Competition in a free market economy favors the lowest-cost business model as markets mature and price-driven shoppers grow in size. Design a business model that delivers unique benefits, on the other hand, and you must also focus on efficiency. Because customers only pay price premiums for unique benefits, any inefficiency costs come right off your bottom line.
Is it any wonder then that on-line retailing is growing by leaps and bounds, steadily gaining share against in-store retail? E-commerce is far more efficient, something Amazon understood in disrupting the book industry. In addition, on-line sales lower consumers’ indirect costs by saving time and gas money and, during the busy holiday season, avoiding the frustration of fighting crowds.
Nevertheless, efficiency and convenience won’t overcome frustrating on-line shopping experiences. So how successfully are on-line retailers satisfying the increasingly demanding consumer?
Better and better according to ForeSee, a pioneering consultancy in analyzing customer experience across channels and customer touch points. ForeSee just released its 7th E-Retail Satisfaction Index (U.S. Holiday Edition), a survey of 8,500 consumers conducted during the Thanksgiving to Christmas holiday shopping season that shows 2010-2011 satisfaction gains with the top 40 on-line retailers (by sales volume, according to Internet Retailer). Since on-line sales peak in the holiday season, customer satisfaction during the holiday period is a great time to capture how well or poorly on-line retailers are performing.
ForeSee’s data matters as customer satisfaction is a great predictor of consumer spending and brand loyalty. Furthermore, higher customer satisfaction also generates higher financial returns according to the American Customer Satisfaction Index, upon whose methodology the ForeSee survey is based.

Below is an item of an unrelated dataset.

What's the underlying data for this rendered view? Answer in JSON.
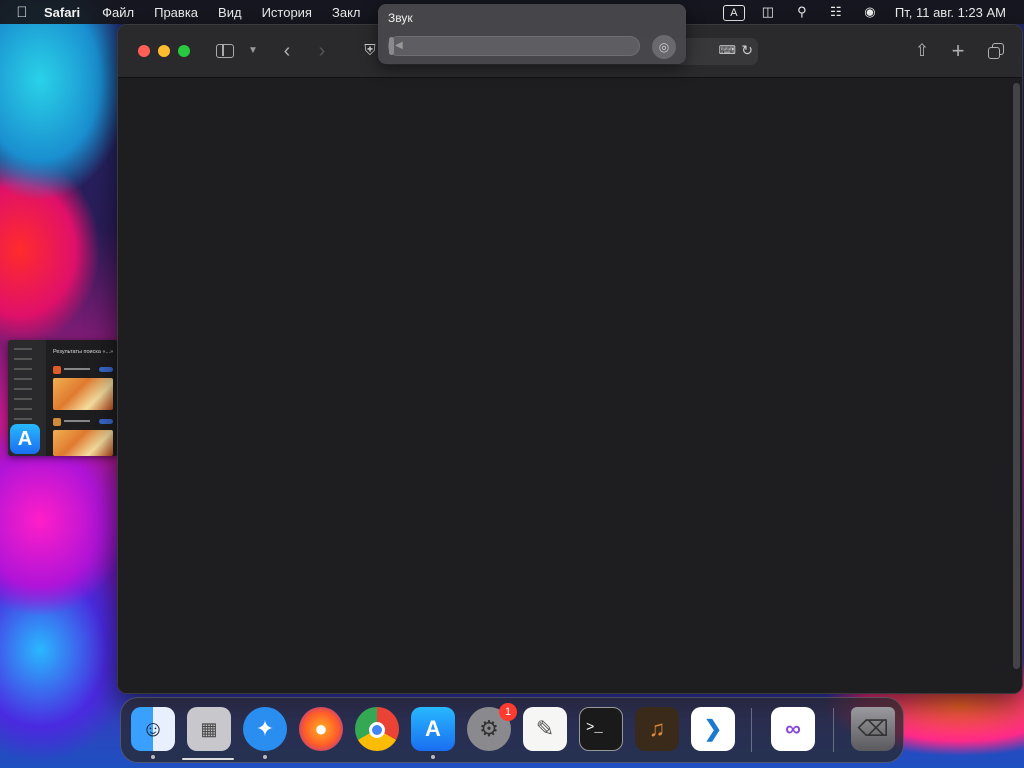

At the same time, the drivers of customer satisfaction vary across brands, as they should. According to ForeSee’s President and CEO Larry Freed, “There is no standardized, cookie-cutter approach to e-commerce. The days when there was a checklist of what constitutes the ‘best’ website, business model, or e-commerce solution are well behind us now. Different companies have different kinds of relationships with their customers, different kinds of pre-existing images, different sets of expectations, and so on. Expectations alone can affect satisfaction: people expect lower prices from some companies and better service from others. By understanding the impact of specific aspects of a website on overall satisfaction, e-retailers can save costly investments in upgrades that will not influence satisfaction and behavior and focus their efforts on the changes that are likely to matter most.”
And the winner is…
Amazon wins the competition with the highest customer satisfaction score (88 percent), five points ahead of other leading contenders and up two points from its #1 rating last year. Does this suggest that highly automated service and using data analytics to make customer recommendations will guarantee satisfied customers? Hardly. Netflix’s business model is also automated and includes customer recommendations. But its customer satisfaction plummeted after being tied last year with Amazon for the #1 spot.
In fact, Netflix’s satisfaction dropped seven points this year in the survey results to 79 percent, the average for the 40 e-retailers as a set. Netflix’ price increase and a decision (since overturned) to split its on-line business apart from its DVD-rentals business (thereby forcing many customers to hold two memberships) angered many customers. The anger served to lower customer satisfaction (by 8 percent), a dangerous situation as Netflix faces a growing set of competitors. According to the ForeSee survey, the drop in satisfaction also lowered Netflix customers’ likelihood of using Netflix for similar purchases in the future (down 10 percent), recommend Netflix (down 11 percent) or return to the Netflix website (down 5 percent).
With Amazon and Netflix now in the same market space for on-line movie and TV show viewing, I know which stock I’d bet upon. In an e-commerce war, customer satisfaction is like the highest hill on the battleground, conferring welcomed advantages in the battles ahead.
Kay Plantes is an MIT-trained economist, business strategy consultant, columnist and author. She served as chief economist for former Wisconsin Republican Gov. Lee Dreyfus. Plantes provides expertise in business model innovation, strategic leadership and smart economic policies.